An excerpt from a booklet I'm working on about the feasts:
On Pentecost, Peter explained the outpouring of the Holy Spirit in this way: "God has raised this Jesus to life, and we are all witnesses of the fact. Exalted to the right hand of God, he has received from the Father the promised Holy Spirit and has poured out what you now see and hear" (Acts 2:32, 33). God anointed Jesus with the fullness of the Holy Spirit, choosing Him to be Christ (="Anointed One") (Acts 2:36). Christ's anointing then flowed down to the church, joining Christ and His people into one body through one Spirit.
Sharing in Christ’s anointing means several things. First John 2:20 says, “But you have an anointing from the Holy One, and all of you know the truth.” The Holy Spirit reminds us of everything Jesus said, testifies of Him, and leads us into all truth in Him (John 14:26, 15:26, 16:13-15). The Holy Spirit also supplies the capability and competence to minister and represent Christ in the ways He has called (2 Cor. 3:5, 6). Scripture mentions many abilities the Holy Spirit may give us. Speaking in tongues, writing songs or poetry, governing, metalsmithing, pastoring, interpreting dreams, giving to charity…there are, literally, as many spiritual skill sets as there are people (Ex. 31:1-5; Dan. 1:17; 1 Cor. 12:4-11, 28; Rom. 12:6-7).

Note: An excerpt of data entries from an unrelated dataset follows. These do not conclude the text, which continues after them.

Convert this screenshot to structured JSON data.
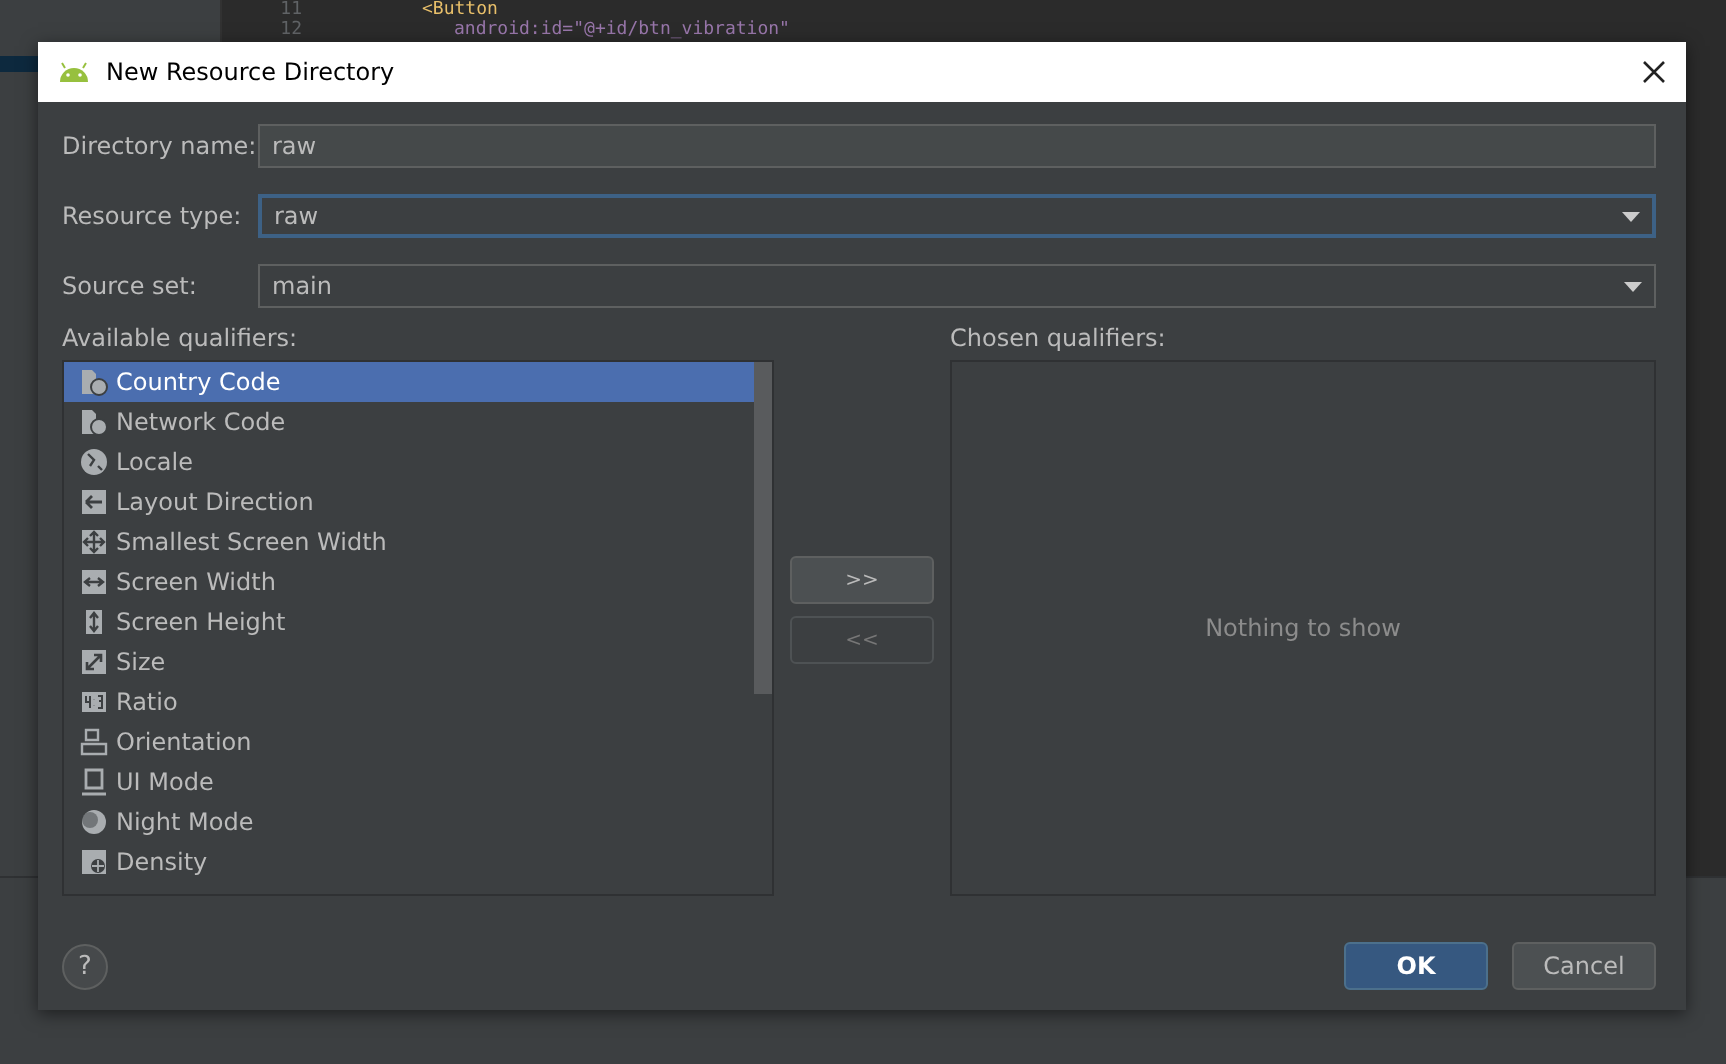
{
  "editor": {
    "lines": [
      {
        "number": "11",
        "code": "<Button"
      },
      {
        "number": "12",
        "code": "android:id=\"@+id/btn_vibration\""
      }
    ]
  },
  "dialog": {
    "title": "New Resource Directory",
    "fields": [
      {
        "label": "Directory name:",
        "value": "raw",
        "kind": "text",
        "focused": false
      },
      {
        "label": "Resource type:",
        "value": "raw",
        "kind": "dropdown",
        "focused": true
      },
      {
        "label": "Source set:",
        "value": "main",
        "kind": "dropdown",
        "focused": false
      }
    ],
    "available": {
      "label": "Available qualifiers:",
      "items": [
        {
          "label": "Country Code",
          "selected": true
        },
        {
          "label": "Network Code",
          "selected": false
        },
        {
          "label": "Locale",
          "selected": false
        },
        {
          "label": "Layout Direction",
          "selected": false
        },
        {
          "label": "Smallest Screen Width",
          "selected": false
        },
        {
          "label": "Screen Width",
          "selected": false
        },
        {
          "label": "Screen Height",
          "selected": false
        },
        {
          "label": "Size",
          "selected": false
        },
        {
          "label": "Ratio",
          "selected": false
        },
        {
          "label": "Orientation",
          "selected": false
        },
        {
          "label": "UI Mode",
          "selected": false
        },
        {
          "label": "Night Mode",
          "selected": false
        },
        {
          "label": "Density",
          "selected": false
        }
      ]
    },
    "move_buttons": [
      {
        "label": ">>",
        "disabled": false
      },
      {
        "label": "<<",
        "disabled": true
      }
    ],
    "chosen": {
      "label": "Chosen qualifiers:",
      "empty_text": "Nothing to show"
    },
    "help": "?",
    "buttons": [
      {
        "label": "OK",
        "kind": "primary"
      },
      {
        "label": "Cancel",
        "kind": "secondary"
      }
    ]
  }
}
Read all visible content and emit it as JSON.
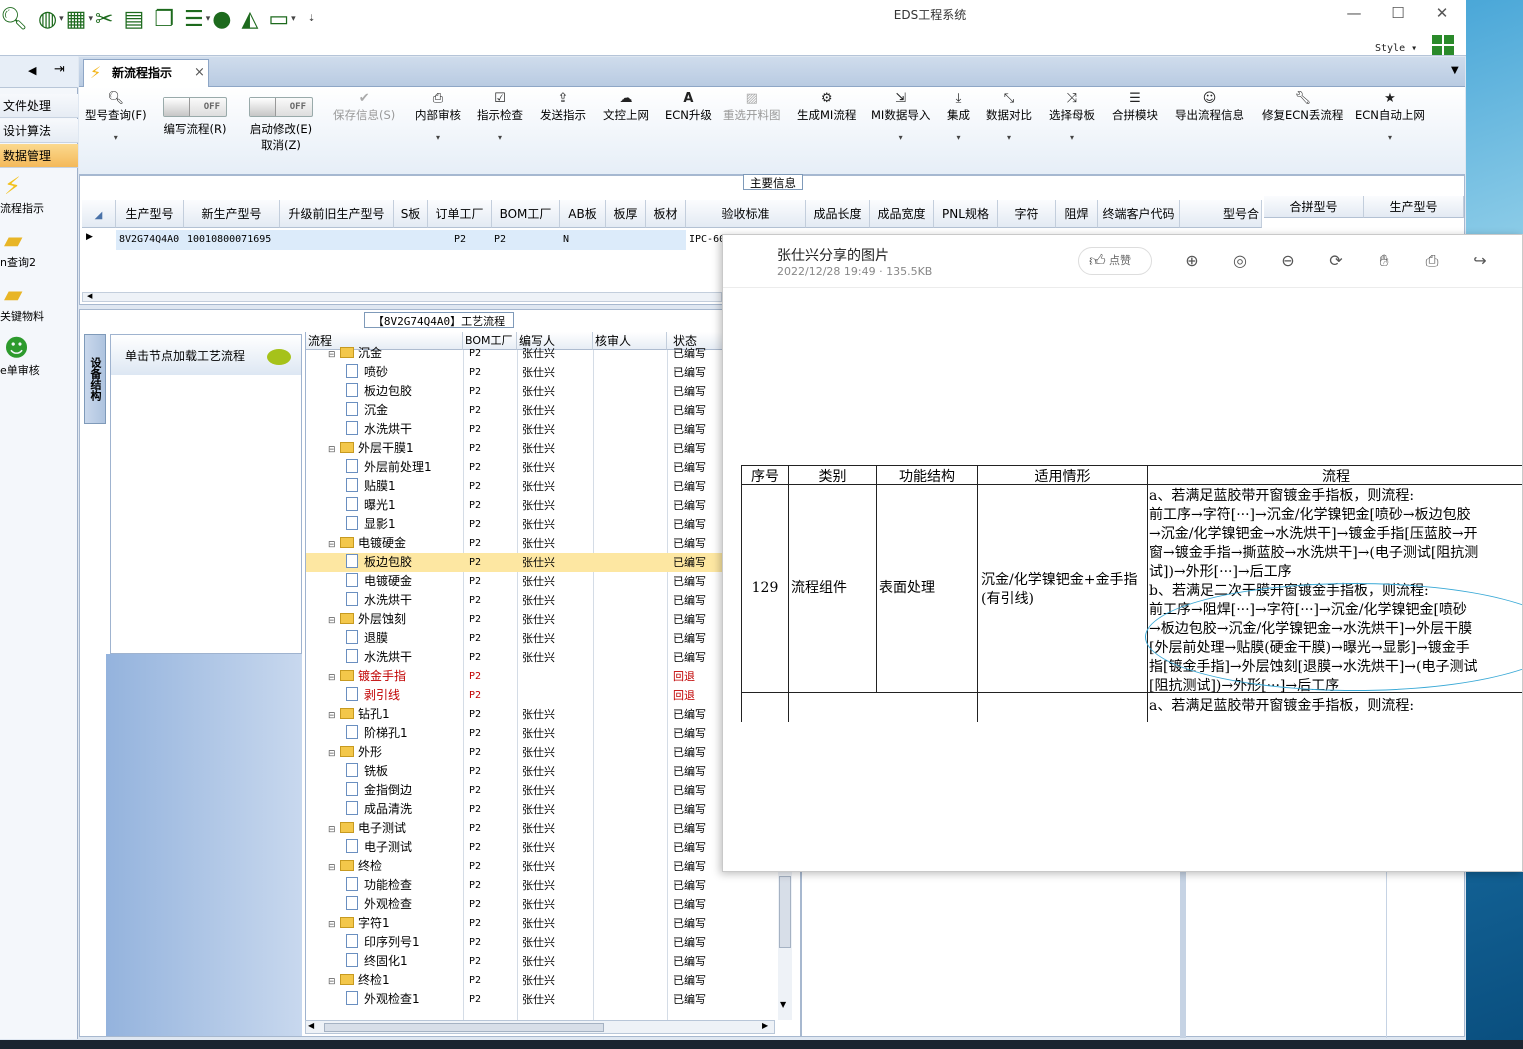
{
  "window": {
    "title": "EDS工程系统",
    "style_label": "Style",
    "controls": [
      "—",
      "☐",
      "✕"
    ]
  },
  "sidebar": {
    "items": [
      {
        "label": "文件处理"
      },
      {
        "label": "设计算法"
      },
      {
        "label": "数据管理"
      }
    ],
    "big_items": [
      {
        "label": "流程指示"
      },
      {
        "label": "n查询2"
      },
      {
        "label": "关键物料"
      },
      {
        "label": "e单审核"
      }
    ]
  },
  "tabs": {
    "active": "新流程指示",
    "close": "×"
  },
  "toolbar": {
    "items": [
      {
        "label": "型号查询(F)",
        "icon": "search-icon"
      },
      {
        "label": "编写流程(R)",
        "toggle": "OFF"
      },
      {
        "label": "启动修改(E)",
        "label2": "取消(Z)",
        "toggle": "OFF"
      },
      {
        "label": "保存信息(S)",
        "icon": "check-icon"
      },
      {
        "label": "内部审核",
        "icon": "printer-icon"
      },
      {
        "label": "指示检查",
        "icon": "checkbox-icon"
      },
      {
        "label": "发送指示",
        "icon": "upload-icon"
      },
      {
        "label": "文控上网",
        "icon": "cloud-icon"
      },
      {
        "label": "ECN升级",
        "icon": "font-icon"
      },
      {
        "label": "重选开料图",
        "icon": "image-icon"
      },
      {
        "label": "生成MI流程",
        "icon": "gears-icon"
      },
      {
        "label": "MI数据导入",
        "icon": "import-icon"
      },
      {
        "label": "集成",
        "icon": "download-icon"
      },
      {
        "label": "数据对比",
        "icon": "compress-icon"
      },
      {
        "label": "选择母板",
        "icon": "shuffle-icon"
      },
      {
        "label": "合拼模块",
        "icon": "list-icon"
      },
      {
        "label": "导出流程信息",
        "icon": "smile-icon"
      },
      {
        "label": "修复ECN丢流程",
        "icon": "wrench-icon"
      },
      {
        "label": "ECN自动上网",
        "icon": "star-icon"
      }
    ]
  },
  "main_info": {
    "title": "主要信息",
    "columns": [
      "生产型号",
      "新生产型号",
      "升级前旧生产型号",
      "S板",
      "订单工厂",
      "BOM工厂",
      "AB板",
      "板厚",
      "板材",
      "验收标准",
      "成品长度",
      "成品宽度",
      "PNL规格",
      "字符",
      "阻焊",
      "终端客户代码",
      "型号合",
      "合拼型号",
      "生产型号"
    ],
    "row": {
      "model": "8V2G74Q4A0",
      "new_model": "10010800071695",
      "order_factory": "P2",
      "bom_factory": "P2",
      "ab": "N",
      "standard": "IPC-60"
    }
  },
  "process": {
    "title": "【8V2G74Q4A0】工艺流程",
    "side_tab": "设备结构",
    "hint": "单击节点加载工艺流程",
    "columns": [
      "流程",
      "BOM工厂",
      "编写人",
      "核审人",
      "状态"
    ],
    "rows": [
      {
        "name": "沉金",
        "level": 0,
        "factory": "P2",
        "writer": "张仕兴",
        "status": "已编写"
      },
      {
        "name": "喷砂",
        "level": 1,
        "factory": "P2",
        "writer": "张仕兴",
        "status": "已编写"
      },
      {
        "name": "板边包胶",
        "level": 1,
        "factory": "P2",
        "writer": "张仕兴",
        "status": "已编写"
      },
      {
        "name": "沉金",
        "level": 1,
        "factory": "P2",
        "writer": "张仕兴",
        "status": "已编写"
      },
      {
        "name": "水洗烘干",
        "level": 1,
        "factory": "P2",
        "writer": "张仕兴",
        "status": "已编写"
      },
      {
        "name": "外层干膜1",
        "level": 0,
        "factory": "P2",
        "writer": "张仕兴",
        "status": "已编写"
      },
      {
        "name": "外层前处理1",
        "level": 1,
        "factory": "P2",
        "writer": "张仕兴",
        "status": "已编写"
      },
      {
        "name": "贴膜1",
        "level": 1,
        "factory": "P2",
        "writer": "张仕兴",
        "status": "已编写"
      },
      {
        "name": "曝光1",
        "level": 1,
        "factory": "P2",
        "writer": "张仕兴",
        "status": "已编写"
      },
      {
        "name": "显影1",
        "level": 1,
        "factory": "P2",
        "writer": "张仕兴",
        "status": "已编写"
      },
      {
        "name": "电镀硬金",
        "level": 0,
        "factory": "P2",
        "writer": "张仕兴",
        "status": "已编写"
      },
      {
        "name": "板边包胶",
        "level": 1,
        "factory": "P2",
        "writer": "张仕兴",
        "status": "已编写",
        "selected": true
      },
      {
        "name": "电镀硬金",
        "level": 1,
        "factory": "P2",
        "writer": "张仕兴",
        "status": "已编写"
      },
      {
        "name": "水洗烘干",
        "level": 1,
        "factory": "P2",
        "writer": "张仕兴",
        "status": "已编写"
      },
      {
        "name": "外层蚀刻",
        "level": 0,
        "factory": "P2",
        "writer": "张仕兴",
        "status": "已编写"
      },
      {
        "name": "退膜",
        "level": 1,
        "factory": "P2",
        "writer": "张仕兴",
        "status": "已编写"
      },
      {
        "name": "水洗烘干",
        "level": 1,
        "factory": "P2",
        "writer": "张仕兴",
        "status": "已编写"
      },
      {
        "name": "镀金手指",
        "level": 0,
        "factory": "P2",
        "writer": "",
        "status": "回退",
        "red": true
      },
      {
        "name": "剥引线",
        "level": 1,
        "factory": "P2",
        "writer": "",
        "status": "回退",
        "red": true
      },
      {
        "name": "钻孔1",
        "level": 0,
        "factory": "P2",
        "writer": "张仕兴",
        "status": "已编写"
      },
      {
        "name": "阶梯孔1",
        "level": 1,
        "factory": "P2",
        "writer": "张仕兴",
        "status": "已编写"
      },
      {
        "name": "外形",
        "level": 0,
        "factory": "P2",
        "writer": "张仕兴",
        "status": "已编写"
      },
      {
        "name": "铣板",
        "level": 1,
        "factory": "P2",
        "writer": "张仕兴",
        "status": "已编写"
      },
      {
        "name": "金指倒边",
        "level": 1,
        "factory": "P2",
        "writer": "张仕兴",
        "status": "已编写"
      },
      {
        "name": "成品清洗",
        "level": 1,
        "factory": "P2",
        "writer": "张仕兴",
        "status": "已编写"
      },
      {
        "name": "电子测试",
        "level": 0,
        "factory": "P2",
        "writer": "张仕兴",
        "status": "已编写"
      },
      {
        "name": "电子测试",
        "level": 1,
        "factory": "P2",
        "writer": "张仕兴",
        "status": "已编写"
      },
      {
        "name": "终检",
        "level": 0,
        "factory": "P2",
        "writer": "张仕兴",
        "status": "已编写"
      },
      {
        "name": "功能检查",
        "level": 1,
        "factory": "P2",
        "writer": "张仕兴",
        "status": "已编写"
      },
      {
        "name": "外观检查",
        "level": 1,
        "factory": "P2",
        "writer": "张仕兴",
        "status": "已编写"
      },
      {
        "name": "字符1",
        "level": 0,
        "factory": "P2",
        "writer": "张仕兴",
        "status": "已编写"
      },
      {
        "name": "印序列号1",
        "level": 1,
        "factory": "P2",
        "writer": "张仕兴",
        "status": "已编写"
      },
      {
        "name": "终固化1",
        "level": 1,
        "factory": "P2",
        "writer": "张仕兴",
        "status": "已编写"
      },
      {
        "name": "终检1",
        "level": 0,
        "factory": "P2",
        "writer": "张仕兴",
        "status": "已编写"
      },
      {
        "name": "外观检查1",
        "level": 1,
        "factory": "P2",
        "writer": "张仕兴",
        "status": "已编写"
      }
    ]
  },
  "viewer": {
    "title": "张仕兴分享的图片",
    "meta": "2022/12/28 19:49 · 135.5KB",
    "like": "点赞",
    "tools": [
      "zoom-in-icon",
      "fit-icon",
      "zoom-out-icon",
      "rotate-icon",
      "hand-icon",
      "print-icon",
      "share-icon"
    ],
    "doc": {
      "headers": [
        "序号",
        "类别",
        "功能结构",
        "适用情形",
        "流程"
      ],
      "no": "129",
      "category": "流程组件",
      "function": "表面处理",
      "scenario": "沉金/化学镍钯金+金手指(有引线)",
      "lines": [
        "a、若满足蓝胶带开窗镀金手指板，则流程:",
        "前工序→字符[···]→沉金/化学镍钯金[喷砂→板边包胶",
        "→沉金/化学镍钯金→水洗烘干]→镀金手指[压蓝胶→开",
        "窗→镀金手指→撕蓝胶→水洗烘干]→(电子测试[阻抗测",
        "试])→外形[···]→后工序",
        "b、若满足二次干膜开窗镀金手指板，则流程:",
        "前工序→阻焊[···]→字符[···]→沉金/化学镍钯金[喷砂",
        "→板边包胶→沉金/化学镍钯金→水洗烘干]→外层干膜",
        "[外层前处理→贴膜(硬金干膜)→曝光→显影]→镀金手",
        "指[镀金手指]→外层蚀刻[退膜→水洗烘干]→(电子测试",
        "[阻抗测试])→外形[···]→后工序",
        "a、若满足蓝胶带开窗镀金手指板，则流程:"
      ]
    }
  }
}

As we give ourselves in the ways God has called us, it is vital to remember that the anointing is on Christ, not on us. We share in it simply because we are in Him (Eph. 1:13). Some conceive of the anointing as an almost temperamental, flighty presence: if we have spent enough time with God and are living up to His expectations, then He will anoint us. If we have failed in some way or if we aren’t at our spiritual peak (“prayed up” or “filled up”) because of some lack of discipline, then the anointing will leave us or not show up when we need it. But the anointing is on Christ, and, since we are in Christ, the anointing cannot be removed from us unless we can be removed from Christ. Anointing is every bit as unchanging in Christ as His blood and forgiveness. It is always available, not because we behave, but because we believe (Gal. 3:2). It isn’t recent sins, failure to pray enough, or lack of Bible study that affects the flow of God’s Spirit. It is the unbelief of meditating on these things that robs us of the anointing that is always ours in Christ. If we believe the truth, we believe that our union with Christ—and therefore with the anointing of His Spirit—never changes. Believing this, in turn, will improve our morals, our prayer life, and all the other things we try to maintain for fear of losing the anointing.